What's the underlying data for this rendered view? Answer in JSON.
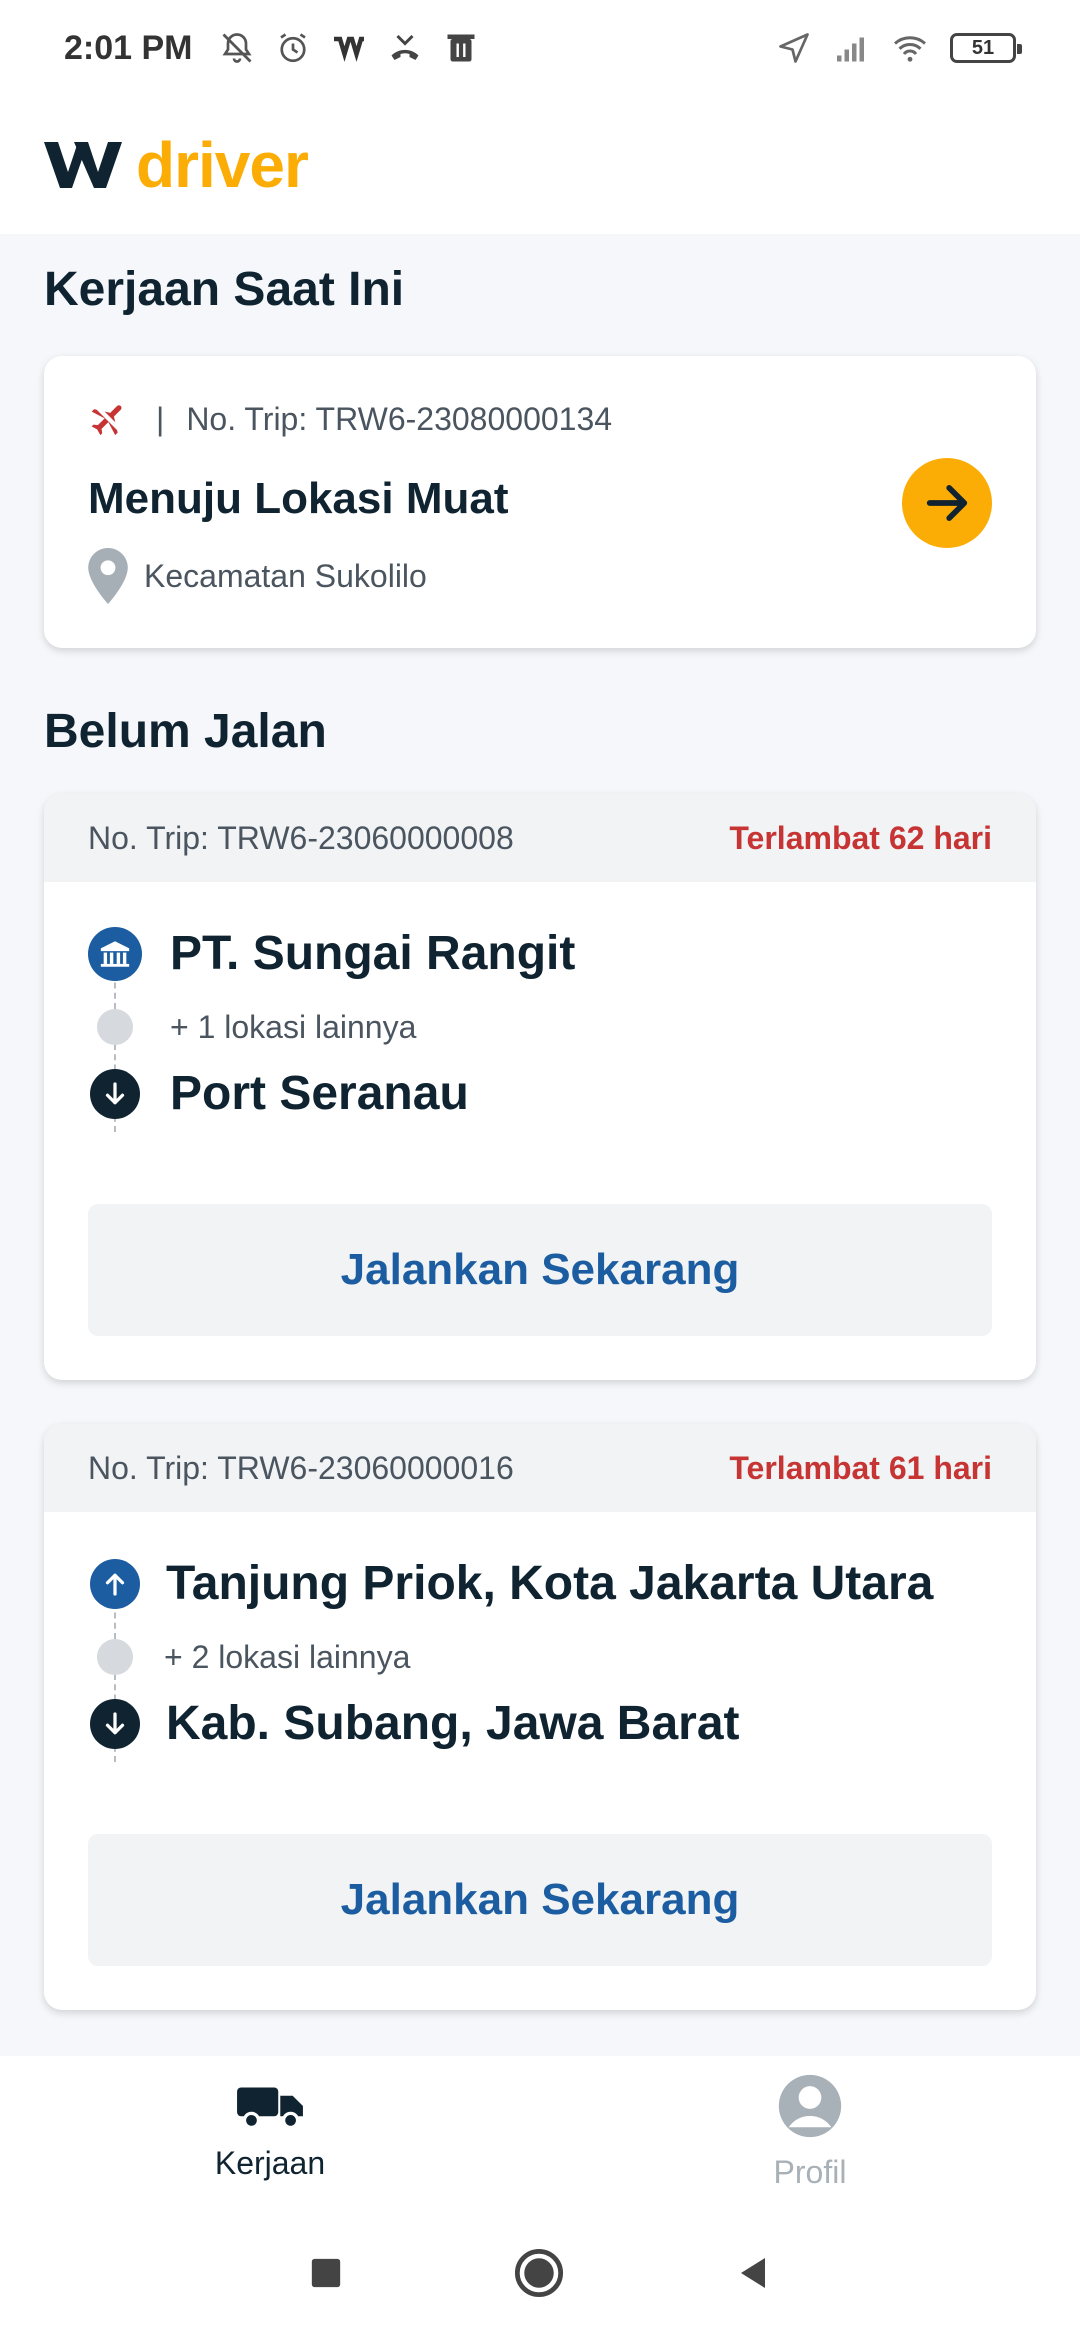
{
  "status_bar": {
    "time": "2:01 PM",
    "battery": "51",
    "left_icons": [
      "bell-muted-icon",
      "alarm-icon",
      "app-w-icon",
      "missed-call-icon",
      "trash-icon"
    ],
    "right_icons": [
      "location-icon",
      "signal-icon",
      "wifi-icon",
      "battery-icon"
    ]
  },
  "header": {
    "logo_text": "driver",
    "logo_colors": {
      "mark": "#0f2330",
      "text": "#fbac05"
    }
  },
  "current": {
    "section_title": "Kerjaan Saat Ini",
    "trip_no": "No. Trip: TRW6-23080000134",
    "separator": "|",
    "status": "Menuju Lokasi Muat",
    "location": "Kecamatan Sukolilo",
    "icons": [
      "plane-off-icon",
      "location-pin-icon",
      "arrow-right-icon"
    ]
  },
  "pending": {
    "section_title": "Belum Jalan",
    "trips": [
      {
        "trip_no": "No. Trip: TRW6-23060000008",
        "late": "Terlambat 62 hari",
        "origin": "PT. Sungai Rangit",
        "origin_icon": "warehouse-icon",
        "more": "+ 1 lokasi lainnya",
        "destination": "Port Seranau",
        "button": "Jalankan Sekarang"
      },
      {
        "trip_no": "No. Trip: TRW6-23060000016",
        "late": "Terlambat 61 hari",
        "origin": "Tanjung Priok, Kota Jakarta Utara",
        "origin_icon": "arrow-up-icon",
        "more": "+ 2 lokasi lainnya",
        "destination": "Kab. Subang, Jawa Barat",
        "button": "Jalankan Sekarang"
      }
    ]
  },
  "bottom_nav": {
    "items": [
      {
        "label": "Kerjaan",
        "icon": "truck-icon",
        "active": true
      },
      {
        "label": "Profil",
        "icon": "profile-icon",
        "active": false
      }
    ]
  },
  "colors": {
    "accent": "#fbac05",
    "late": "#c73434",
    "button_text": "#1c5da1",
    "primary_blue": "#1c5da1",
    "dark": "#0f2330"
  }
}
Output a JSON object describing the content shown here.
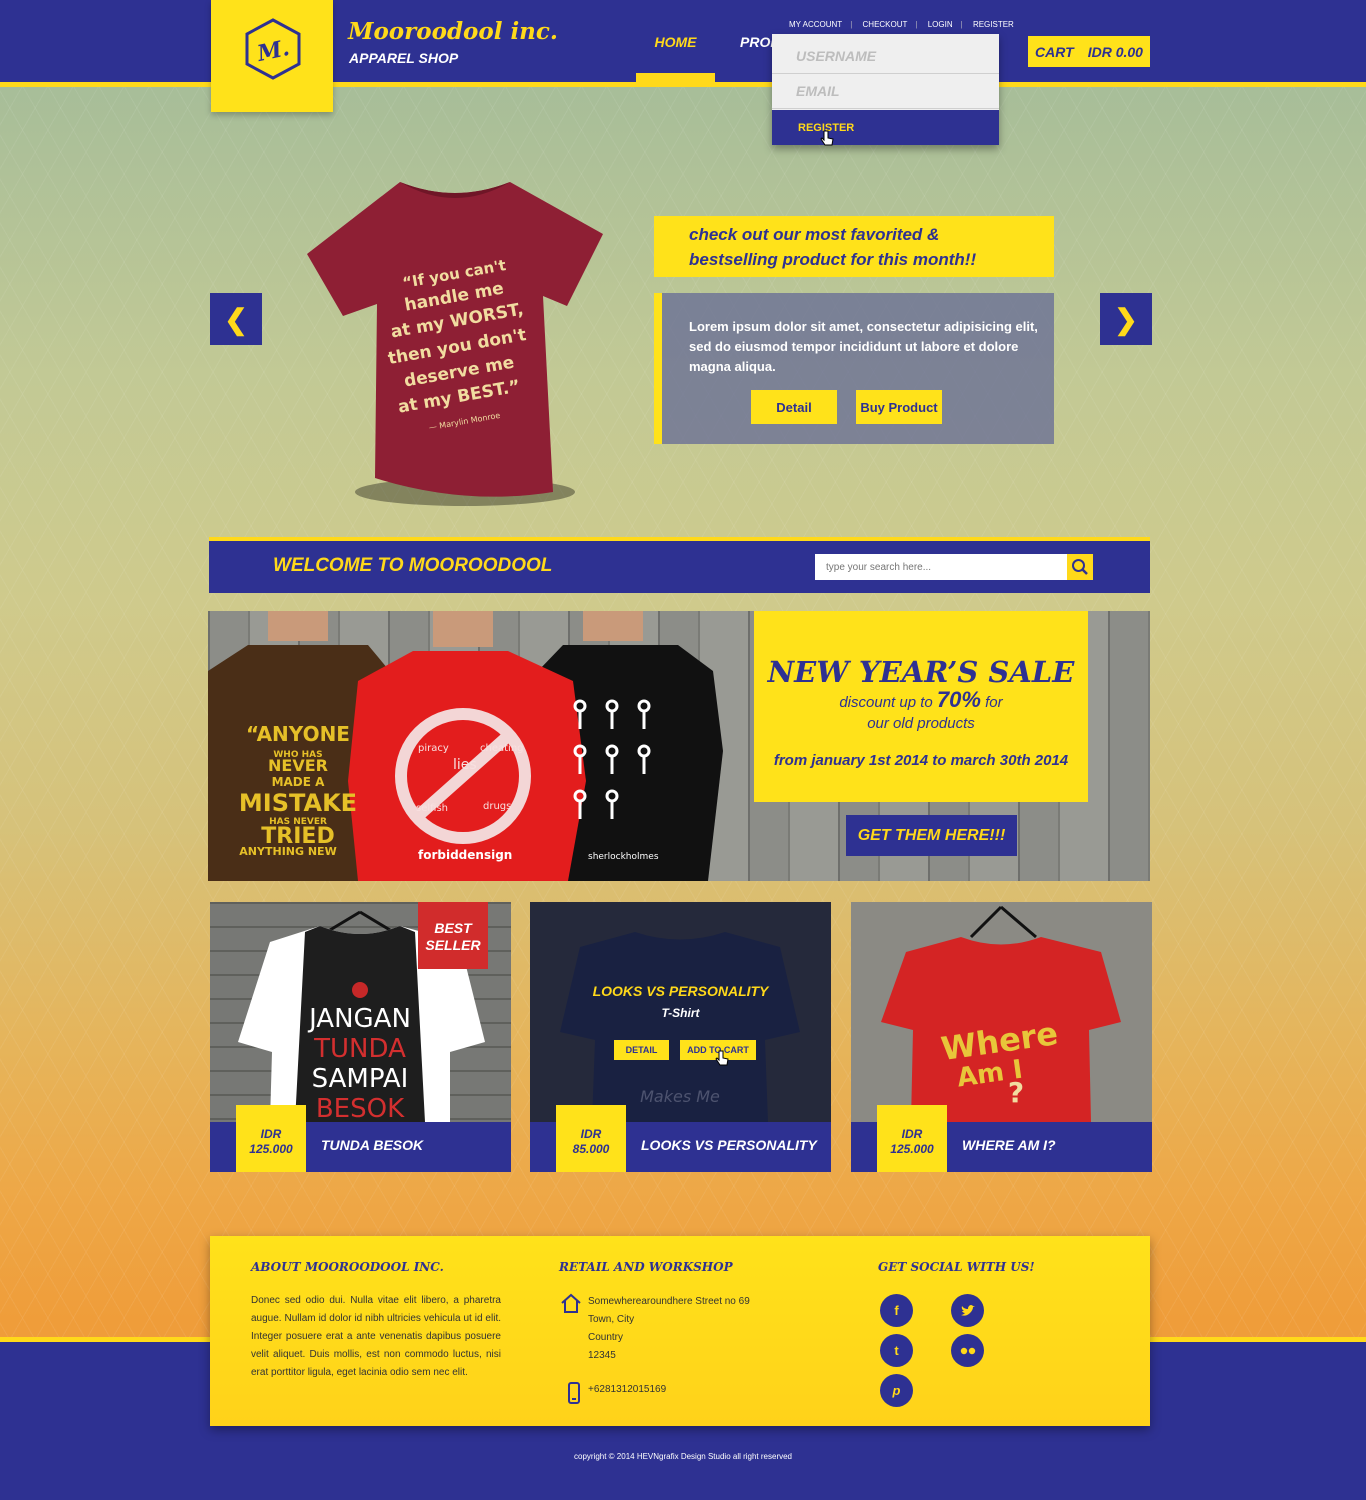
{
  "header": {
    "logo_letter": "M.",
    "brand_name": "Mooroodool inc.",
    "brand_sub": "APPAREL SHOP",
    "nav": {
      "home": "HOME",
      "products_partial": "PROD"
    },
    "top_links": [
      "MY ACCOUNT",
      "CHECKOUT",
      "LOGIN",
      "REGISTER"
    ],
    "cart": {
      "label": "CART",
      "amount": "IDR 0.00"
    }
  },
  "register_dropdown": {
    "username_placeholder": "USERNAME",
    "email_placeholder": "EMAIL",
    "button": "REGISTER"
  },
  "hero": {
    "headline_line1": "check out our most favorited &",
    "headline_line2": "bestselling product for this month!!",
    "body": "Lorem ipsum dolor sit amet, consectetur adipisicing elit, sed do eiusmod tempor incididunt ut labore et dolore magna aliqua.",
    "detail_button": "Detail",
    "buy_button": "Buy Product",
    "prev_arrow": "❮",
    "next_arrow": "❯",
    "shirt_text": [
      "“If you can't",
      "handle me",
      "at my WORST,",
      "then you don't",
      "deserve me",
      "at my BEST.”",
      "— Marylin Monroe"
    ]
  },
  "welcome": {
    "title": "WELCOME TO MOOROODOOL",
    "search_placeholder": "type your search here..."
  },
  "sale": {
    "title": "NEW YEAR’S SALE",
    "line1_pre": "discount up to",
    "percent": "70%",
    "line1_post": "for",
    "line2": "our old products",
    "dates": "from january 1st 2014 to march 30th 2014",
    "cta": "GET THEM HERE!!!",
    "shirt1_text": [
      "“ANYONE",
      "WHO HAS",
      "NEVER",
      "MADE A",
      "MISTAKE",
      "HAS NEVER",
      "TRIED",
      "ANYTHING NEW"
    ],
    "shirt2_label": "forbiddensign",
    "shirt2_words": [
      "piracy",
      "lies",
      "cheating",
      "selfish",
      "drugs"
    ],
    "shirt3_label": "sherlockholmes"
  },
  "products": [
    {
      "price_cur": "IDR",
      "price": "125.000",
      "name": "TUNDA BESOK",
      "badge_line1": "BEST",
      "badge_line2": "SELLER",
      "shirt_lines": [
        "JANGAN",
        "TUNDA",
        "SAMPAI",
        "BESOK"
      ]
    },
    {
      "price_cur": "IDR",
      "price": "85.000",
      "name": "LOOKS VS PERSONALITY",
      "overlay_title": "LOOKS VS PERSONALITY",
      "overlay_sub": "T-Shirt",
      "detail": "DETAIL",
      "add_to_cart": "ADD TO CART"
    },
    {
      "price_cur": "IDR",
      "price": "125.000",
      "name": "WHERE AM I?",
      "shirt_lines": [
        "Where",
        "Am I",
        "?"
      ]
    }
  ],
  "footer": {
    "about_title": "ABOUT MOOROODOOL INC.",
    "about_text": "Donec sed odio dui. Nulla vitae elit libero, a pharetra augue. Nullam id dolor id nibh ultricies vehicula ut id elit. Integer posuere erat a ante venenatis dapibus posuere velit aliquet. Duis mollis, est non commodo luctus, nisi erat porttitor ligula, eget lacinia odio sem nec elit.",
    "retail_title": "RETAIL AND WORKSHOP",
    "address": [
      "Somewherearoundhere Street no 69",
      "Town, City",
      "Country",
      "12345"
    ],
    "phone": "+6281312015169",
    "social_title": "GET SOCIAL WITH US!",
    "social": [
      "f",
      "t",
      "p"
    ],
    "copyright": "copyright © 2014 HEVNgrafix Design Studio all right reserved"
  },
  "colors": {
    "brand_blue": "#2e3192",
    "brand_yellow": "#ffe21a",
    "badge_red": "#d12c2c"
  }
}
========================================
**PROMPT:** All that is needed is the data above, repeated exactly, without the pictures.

**SOLUTION TO THIS PROBLEM:**
What's the underlying data for this rendered view? Answer in JSON.
{
  "status_bar": {
    "time": "2:01 PM",
    "battery": "51",
    "left_icons": [
      "bell-muted-icon",
      "alarm-icon",
      "app-w-icon",
      "missed-call-icon",
      "trash-icon"
    ],
    "right_icons": [
      "location-icon",
      "signal-icon",
      "wifi-icon",
      "battery-icon"
    ]
  },
  "header": {
    "logo_text": "driver",
    "logo_colors": {
      "mark": "#0f2330",
      "text": "#fbac05"
    }
  },
  "current": {
    "section_title": "Kerjaan Saat Ini",
    "trip_no": "No. Trip: TRW6-23080000134",
    "separator": "|",
    "status": "Menuju Lokasi Muat",
    "location": "Kecamatan Sukolilo",
    "icons": [
      "plane-off-icon",
      "location-pin-icon",
      "arrow-right-icon"
    ]
  },
  "pending": {
    "section_title": "Belum Jalan",
    "trips": [
      {
        "trip_no": "No. Trip: TRW6-23060000008",
        "late": "Terlambat 62 hari",
        "origin": "PT. Sungai Rangit",
        "origin_icon": "warehouse-icon",
        "more": "+ 1 lokasi lainnya",
        "destination": "Port Seranau",
        "button": "Jalankan Sekarang"
      },
      {
        "trip_no": "No. Trip: TRW6-23060000016",
        "late": "Terlambat 61 hari",
        "origin": "Tanjung Priok, Kota Jakarta Utara",
        "origin_icon": "arrow-up-icon",
        "more": "+ 2 lokasi lainnya",
        "destination": "Kab. Subang, Jawa Barat",
        "button": "Jalankan Sekarang"
      }
    ]
  },
  "bottom_nav": {
    "items": [
      {
        "label": "Kerjaan",
        "icon": "truck-icon",
        "active": true
      },
      {
        "label": "Profil",
        "icon": "profile-icon",
        "active": false
      }
    ]
  },
  "colors": {
    "accent": "#fbac05",
    "late": "#c73434",
    "button_text": "#1c5da1",
    "primary_blue": "#1c5da1",
    "dark": "#0f2330"
  }
}
Output a JSON object describing the content shown here.
{
  "header": {
    "logo_letter": "M.",
    "brand_name": "Mooroodool inc.",
    "brand_sub": "APPAREL SHOP",
    "nav": {
      "home": "HOME",
      "products_partial": "PROD"
    },
    "top_links": [
      "MY ACCOUNT",
      "CHECKOUT",
      "LOGIN",
      "REGISTER"
    ],
    "cart": {
      "label": "CART",
      "amount": "IDR 0.00"
    }
  },
  "register_dropdown": {
    "username_placeholder": "USERNAME",
    "email_placeholder": "EMAIL",
    "button": "REGISTER"
  },
  "hero": {
    "headline_line1": "check out our most favorited &",
    "headline_line2": "bestselling product for this month!!",
    "body": "Lorem ipsum dolor sit amet, consectetur adipisicing elit, sed do eiusmod tempor incididunt ut labore et dolore magna aliqua.",
    "detail_button": "Detail",
    "buy_button": "Buy Product",
    "prev_arrow": "❮",
    "next_arrow": "❯",
    "shirt_text": [
      "“If you can't",
      "handle me",
      "at my WORST,",
      "then you don't",
      "deserve me",
      "at my BEST.”",
      "— Marylin Monroe"
    ]
  },
  "welcome": {
    "title": "WELCOME TO MOOROODOOL",
    "search_placeholder": "type your search here..."
  },
  "sale": {
    "title": "NEW YEAR’S SALE",
    "line1_pre": "discount up to",
    "percent": "70%",
    "line1_post": "for",
    "line2": "our old products",
    "dates": "from january 1st 2014 to march 30th 2014",
    "cta": "GET THEM HERE!!!",
    "shirt1_text": [
      "“ANYONE",
      "WHO HAS",
      "NEVER",
      "MADE A",
      "MISTAKE",
      "HAS NEVER",
      "TRIED",
      "ANYTHING NEW"
    ],
    "shirt2_label": "forbiddensign",
    "shirt2_words": [
      "piracy",
      "lies",
      "cheating",
      "selfish",
      "drugs"
    ],
    "shirt3_label": "sherlockholmes"
  },
  "products": [
    {
      "price_cur": "IDR",
      "price": "125.000",
      "name": "TUNDA BESOK",
      "badge_line1": "BEST",
      "badge_line2": "SELLER",
      "shirt_lines": [
        "JANGAN",
        "TUNDA",
        "SAMPAI",
        "BESOK"
      ]
    },
    {
      "price_cur": "IDR",
      "price": "85.000",
      "name": "LOOKS VS PERSONALITY",
      "overlay_title": "LOOKS VS PERSONALITY",
      "overlay_sub": "T-Shirt",
      "detail": "DETAIL",
      "add_to_cart": "ADD TO CART"
    },
    {
      "price_cur": "IDR",
      "price": "125.000",
      "name": "WHERE AM I?",
      "shirt_lines": [
        "Where",
        "Am I",
        "?"
      ]
    }
  ],
  "footer": {
    "about_title": "ABOUT MOOROODOOL INC.",
    "about_text": "Donec sed odio dui. Nulla vitae elit libero, a pharetra augue. Nullam id dolor id nibh ultricies vehicula ut id elit. Integer posuere erat a ante venenatis dapibus posuere velit aliquet. Duis mollis, est non commodo luctus, nisi erat porttitor ligula, eget lacinia odio sem nec elit.",
    "retail_title": "RETAIL AND WORKSHOP",
    "address": [
      "Somewherearoundhere Street no 69",
      "Town, City",
      "Country",
      "12345"
    ],
    "phone": "+6281312015169",
    "social_title": "GET SOCIAL WITH US!",
    "social": [
      "f",
      "t",
      "p"
    ],
    "copyright": "copyright © 2014 HEVNgrafix Design Studio all right reserved"
  },
  "colors": {
    "brand_blue": "#2e3192",
    "brand_yellow": "#ffe21a",
    "badge_red": "#d12c2c"
  }
}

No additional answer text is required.